Building's end marked with a karakia
The Smith Building was already dead when senior Waikato Hospital managers, former staff and current Members of Parliament stood on it's seventh floor rooftop to say goodbye.
The final spark of life was wheeled out of it's 50-year-old walls late Thursday when children in ward 26 were moved to the Elizabeth Rothwell Building, making way for a full-scale demolition.
The building is a casualty of the $500 million Waikato DHB rebuilding programme at the Waiora Waikato Hospital campus in Hamilton.
An adjacent two-storey building, the oldest on site, is following its neighbour into history.
Smith's end was marked with karakia, prayer and song early Friday morning.
While the ceremony on the roof was described as a blessing, it was also a funeral for what has been a valued piece of Waikato society for the past 50 years.
Among those who spoke about Smith was former charge nurse Robin Steed, who recalled memories from the 15 years she spent in the halls and rooms under her feet.
They were among the happiest of her career, she said.
''If these walls could talk, what would they tell us?Perhaps it's just as well they don't.''
Ms Steed said they could tell stories about the many thousands of patients admitted - those who were supported through acute illness; those that died peacefully with family members at their bedside, and those that received
''wonderful'' and ''innovative'' treatment.
''For staff, we can reflect on the many friendships and lifelong partnerships that were formed and endured well beyond our Smith days,'' she said.
''The building itself has been a grand building. It was modern and new, and it will be replaced by modern and new. It's journey through to old age has not been smooth. In the early part, it was, when services stayed in one place for a long period, but in old age this building has had a frenzy of services.''

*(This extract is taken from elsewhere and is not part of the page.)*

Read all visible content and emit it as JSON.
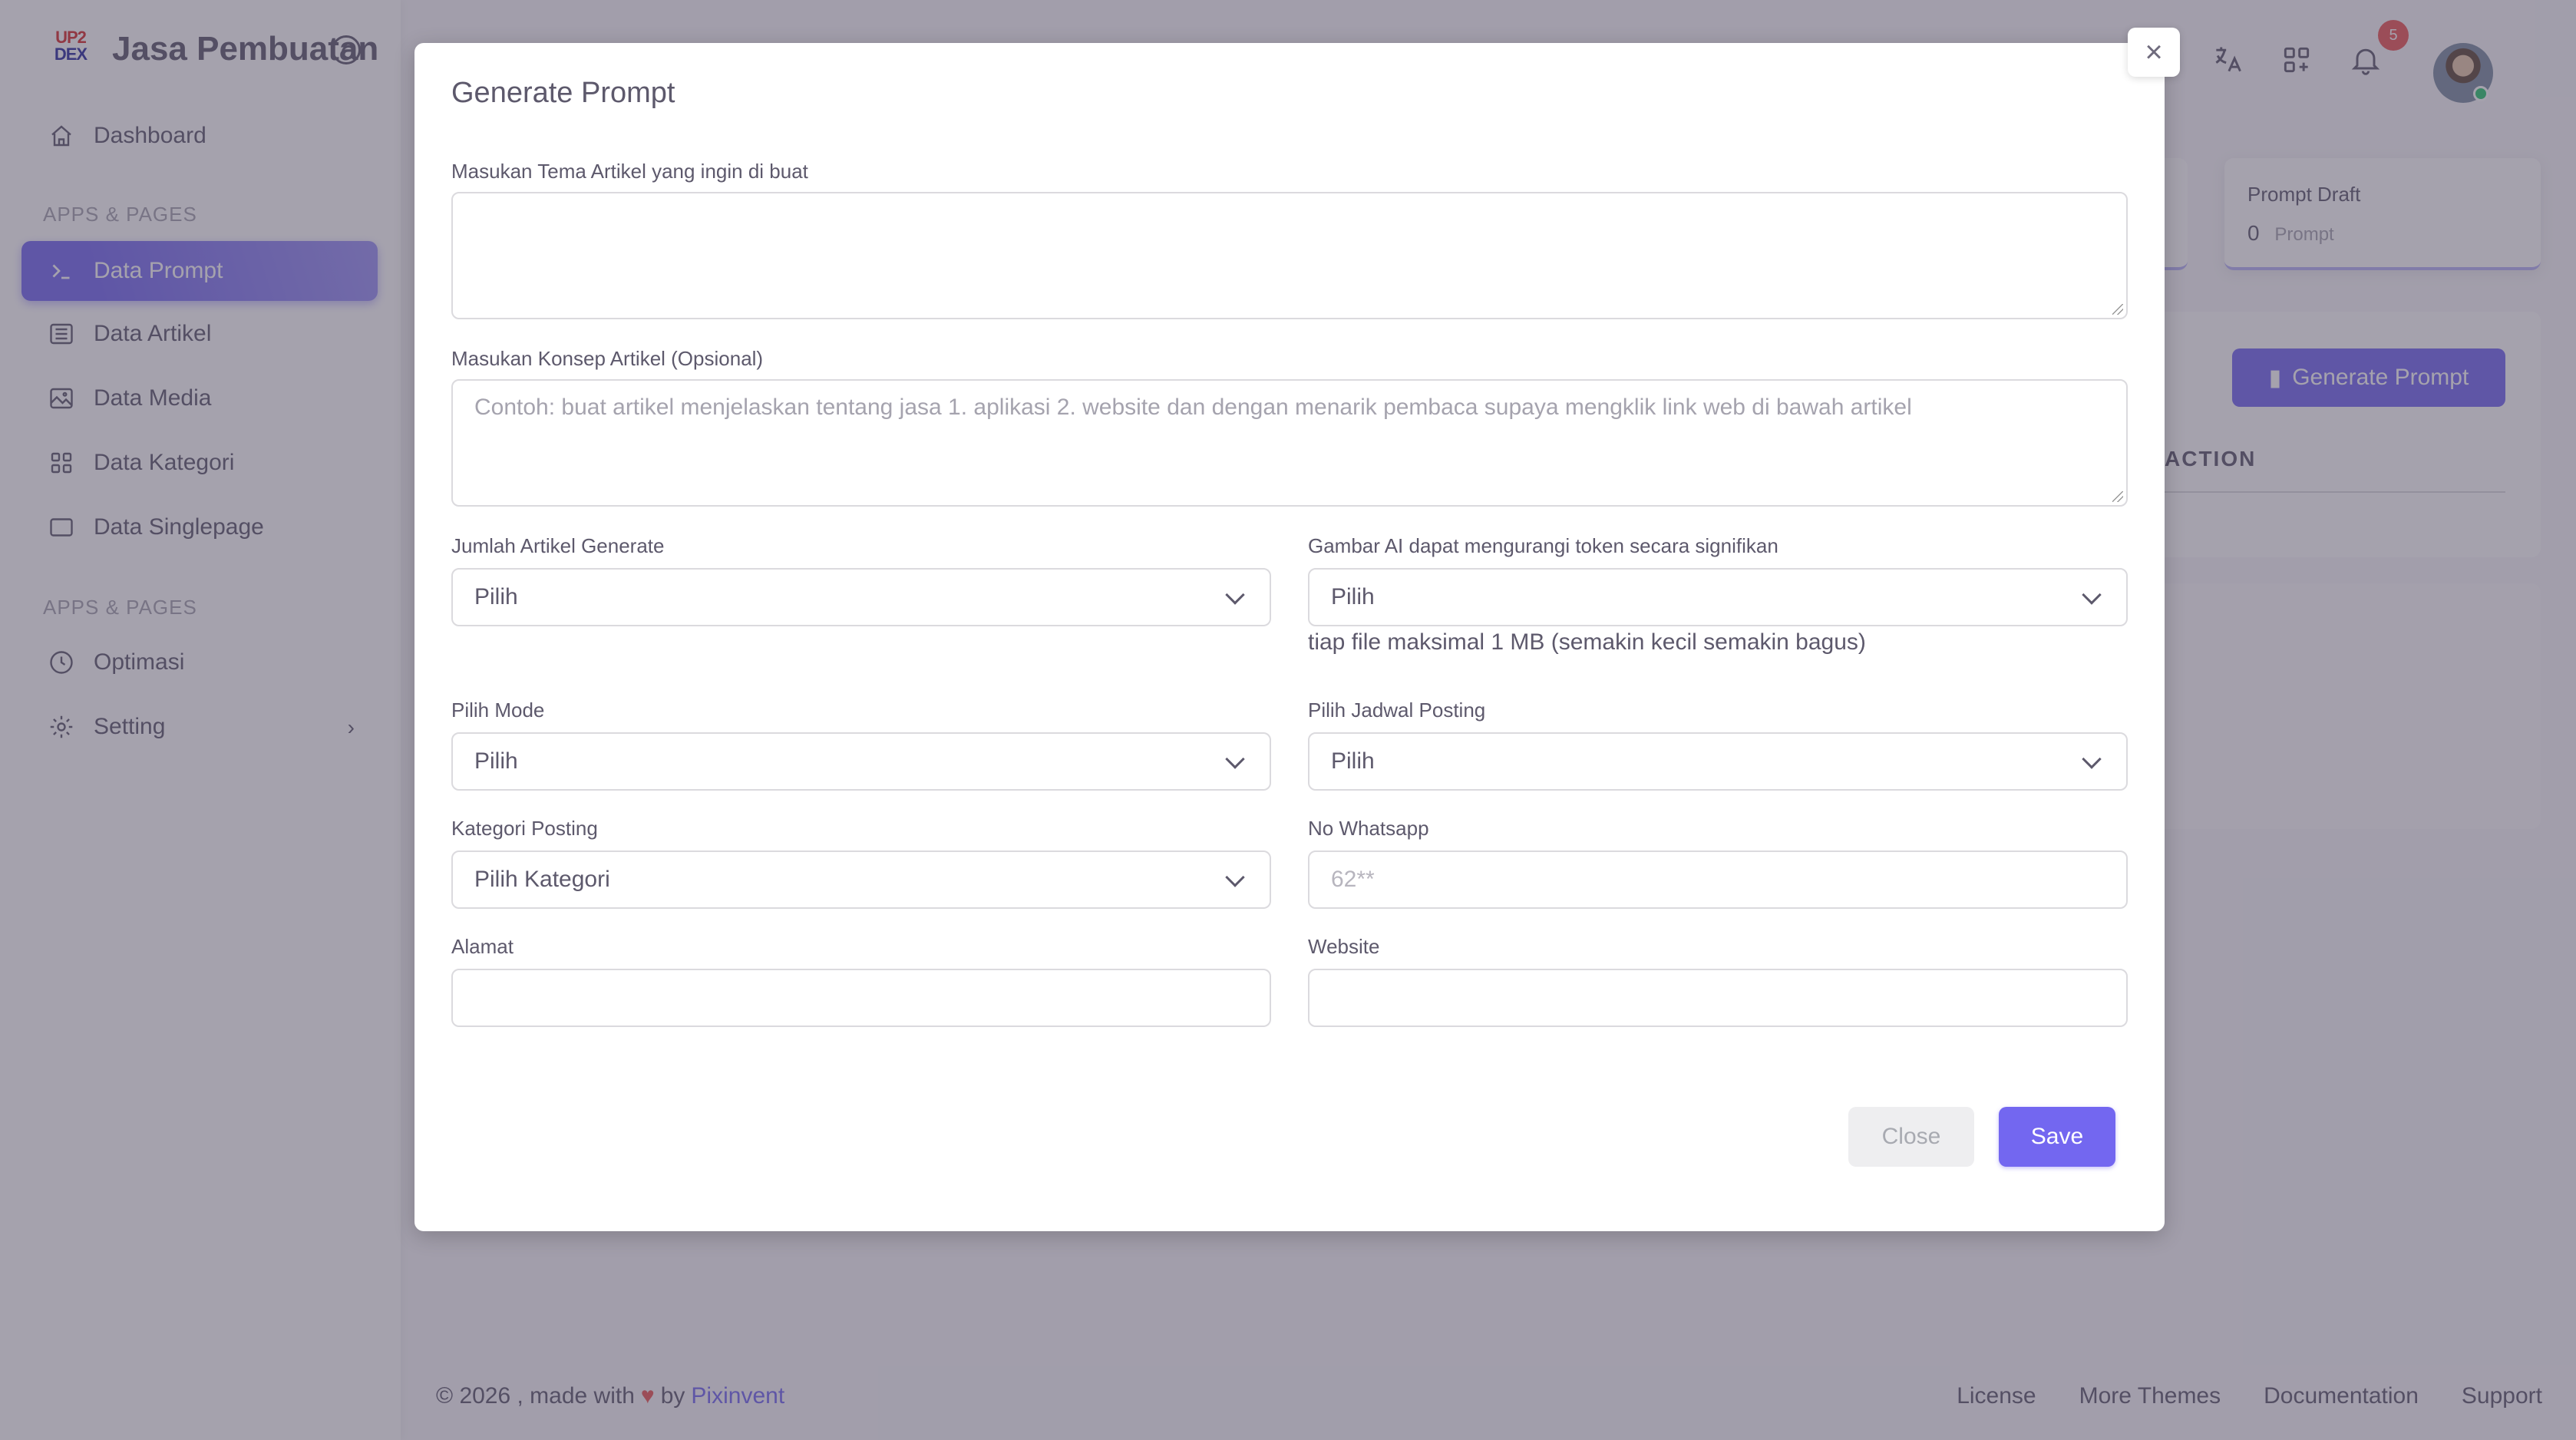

Auckland's Ward Demolition will use a hydraulic ''nibbler'' to dismantle Smith piece by piece from the top down.
The $9.41m job should be done by May, making way for the $130m Meade Clinical Centre to be finished.
Will the Pop-up Piano Project draw people back to Hamilton's city centre?